An addiction recovery program at the Yamhill County Jail in McMinnville, Oregon recently commenced a pilot program to help inmates struggling with substance use disorders.
The Yamhill County Correctional Facility (YCCF) has been co-running a medication-assisted treatment (MAT) program in coordination with the Willamette Valley Comprehensive Treatment Center after gaining approval from the Oregon Health Authority.
The program was initialized by Sheriff Tim Svenson and Captain Richard Geist of the YCCF on May 1.
“Sheriff Svenson and I were attending the Opioid Summit in McMinnville, Oregon in November of 2016,” Geist said. “We were speaking with Dr. John McIlveen from the Oregon Health Authority. We explained to him that we are seeing more and more of an increase of heroin addiction in Yamhill County and an increase of individuals coming into the jail who are going through opiate withdrawals while in the jail.”
Geist stated that McIlveen offered to help the Sheriff’s Office obtain funding to implement MAT for the addiction recovery program in the jail.
The Oregon Health Authority (OHA) is in charge of approving all addiction treatment program grants as well as authorizing health plans or licenses and certificates in the state of Oregon.
The OHA runs MAT-approved programs under Chapter 415, which is a clause in the legislature that gives their organization the options to license, create and approve substance abuse treatment programs throughout the state.
Through this clause, they were able to approve funding to Willamette Valley Comprehensive Treatment Center for MAT services that could also include inmates from YCCF.
Willamette Valley is a substance abuse facility that provides MAT for adults with opioid use disorders. The medications they provide include methadone, Subutex, Suboxone and Vivitrol. Along with their addiction recovery program, they offer various therapeutic treatment options.
The addiction treatment center has services available for any inmate that is processed through the YCCF.

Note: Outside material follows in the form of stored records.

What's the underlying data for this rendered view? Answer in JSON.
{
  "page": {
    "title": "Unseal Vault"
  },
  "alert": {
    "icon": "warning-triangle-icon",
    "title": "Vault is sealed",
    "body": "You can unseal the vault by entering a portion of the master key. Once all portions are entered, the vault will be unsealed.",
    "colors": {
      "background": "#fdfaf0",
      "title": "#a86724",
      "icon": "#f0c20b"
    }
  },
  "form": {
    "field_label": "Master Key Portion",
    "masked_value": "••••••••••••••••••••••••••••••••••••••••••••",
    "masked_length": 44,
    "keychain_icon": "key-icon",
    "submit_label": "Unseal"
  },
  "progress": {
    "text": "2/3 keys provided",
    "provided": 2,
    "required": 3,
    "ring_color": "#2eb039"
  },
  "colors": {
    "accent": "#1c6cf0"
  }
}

“All individuals coming into custody at YCCF go through a medical screening,” Geist said. “If an individual advises they use opiates and will be going through withdrawals our medical staff will obtain a urine sample from them. If they test positive for opiates and are in active withdrawals, then we can look at placing them in the MAT program.”
A pilot study led by Northwest Professional Consortium Research on the effectiveness of MAT in the criminal justice system found that participants treated with extended-release naltrexone experienced a 35 percent decrease in the monthly rates of positive drug or alcohol tests results.

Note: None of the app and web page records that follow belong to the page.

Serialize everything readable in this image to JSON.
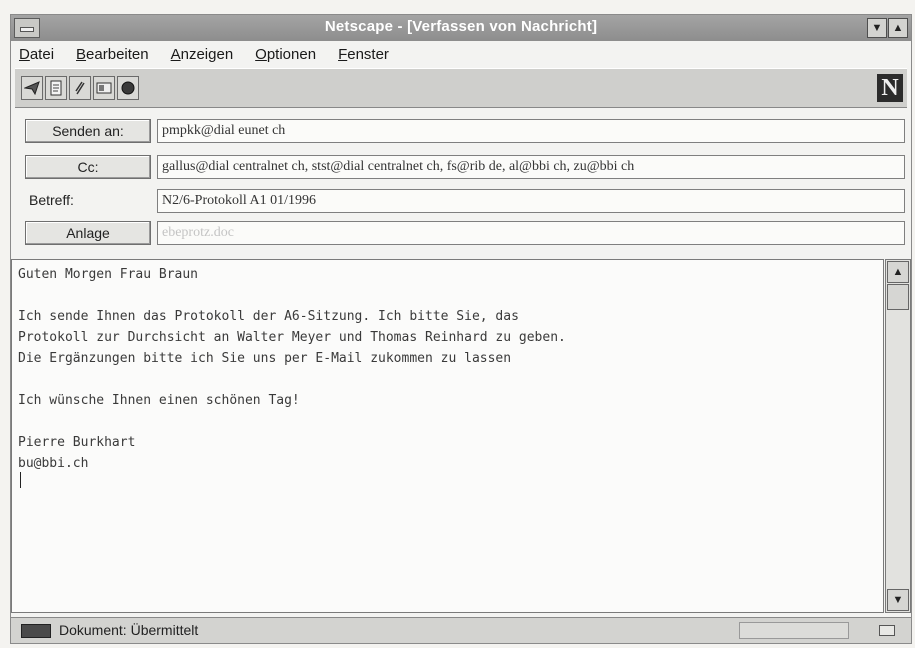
{
  "window": {
    "title": "Netscape - [Verfassen von Nachricht]",
    "min_glyph": "▼",
    "max_glyph": "▲"
  },
  "menu": [
    {
      "label": "Datei",
      "first": "D",
      "rest": "atei"
    },
    {
      "label": "Bearbeiten",
      "first": "B",
      "rest": "earbeiten"
    },
    {
      "label": "Anzeigen",
      "first": "A",
      "rest": "nzeigen"
    },
    {
      "label": "Optionen",
      "first": "O",
      "rest": "ptionen"
    },
    {
      "label": "Fenster",
      "first": "F",
      "rest": "enster"
    }
  ],
  "toolbar": {
    "buttons": [
      "send-icon",
      "quote-icon",
      "attach-icon",
      "address-book-icon",
      "stop-icon"
    ],
    "logo": "N"
  },
  "header": {
    "to_button": "Senden an:",
    "to_value": "pmpkk@dial eunet ch",
    "cc_button": "Cc:",
    "cc_value": "gallus@dial centralnet ch, stst@dial centralnet ch, fs@rib de, al@bbi ch, zu@bbi ch",
    "subject_label": "Betreff:",
    "subject_value": "N2/6-Protokoll A1 01/1996",
    "attach_button": "Anlage",
    "attach_value": "ebeprotz.doc"
  },
  "body": {
    "text": "Guten Morgen Frau Braun\n\nIch sende Ihnen das Protokoll der A6-Sitzung. Ich bitte Sie, das\nProtokoll zur Durchsicht an Walter Meyer und Thomas Reinhard zu geben.\nDie Ergänzungen bitte ich Sie uns per E-Mail zukommen zu lassen\n\nIch wünsche Ihnen einen schönen Tag!\n\nPierre Burkhart\nbu@bbi.ch"
  },
  "scrollbar": {
    "up": "▲",
    "down": "▼"
  },
  "status": {
    "text": "Dokument: Übermittelt"
  }
}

YCCF and Willamette Valley coordinated the establishment of the addiction recovery program for a couple months but encountered some issues early on, including having inmates transported to the clinics and getting them to remain in treatment.

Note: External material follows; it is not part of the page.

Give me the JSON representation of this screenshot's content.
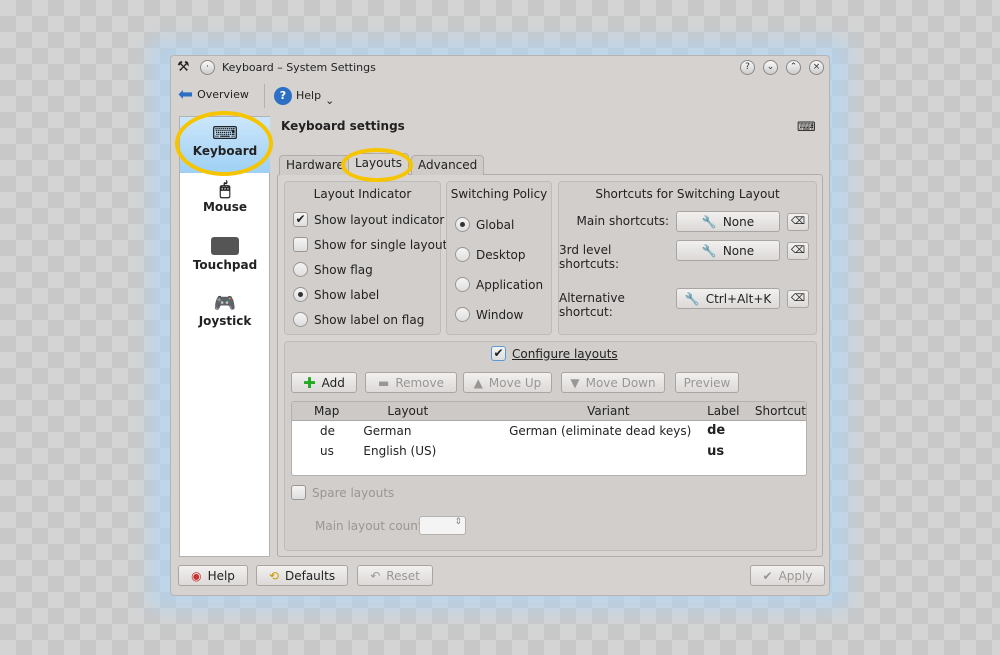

“We have to wait sometimes until after their first court appearance [to check] if they have new criminal charges and talk with their probation officer to see how long they might be in custody on a sanction before starting them on the program.”
Geist highlighted that his team has not seen a significant impact on the area because the addiction recovery program is still fairly new.
“Sheriff Svenson and I are hoping to show everyone that programs like this are needed to combat the opioid epidemic that has taken over,” he said. “People now know we have the program and they ask for it when they come into custody, which is a start.”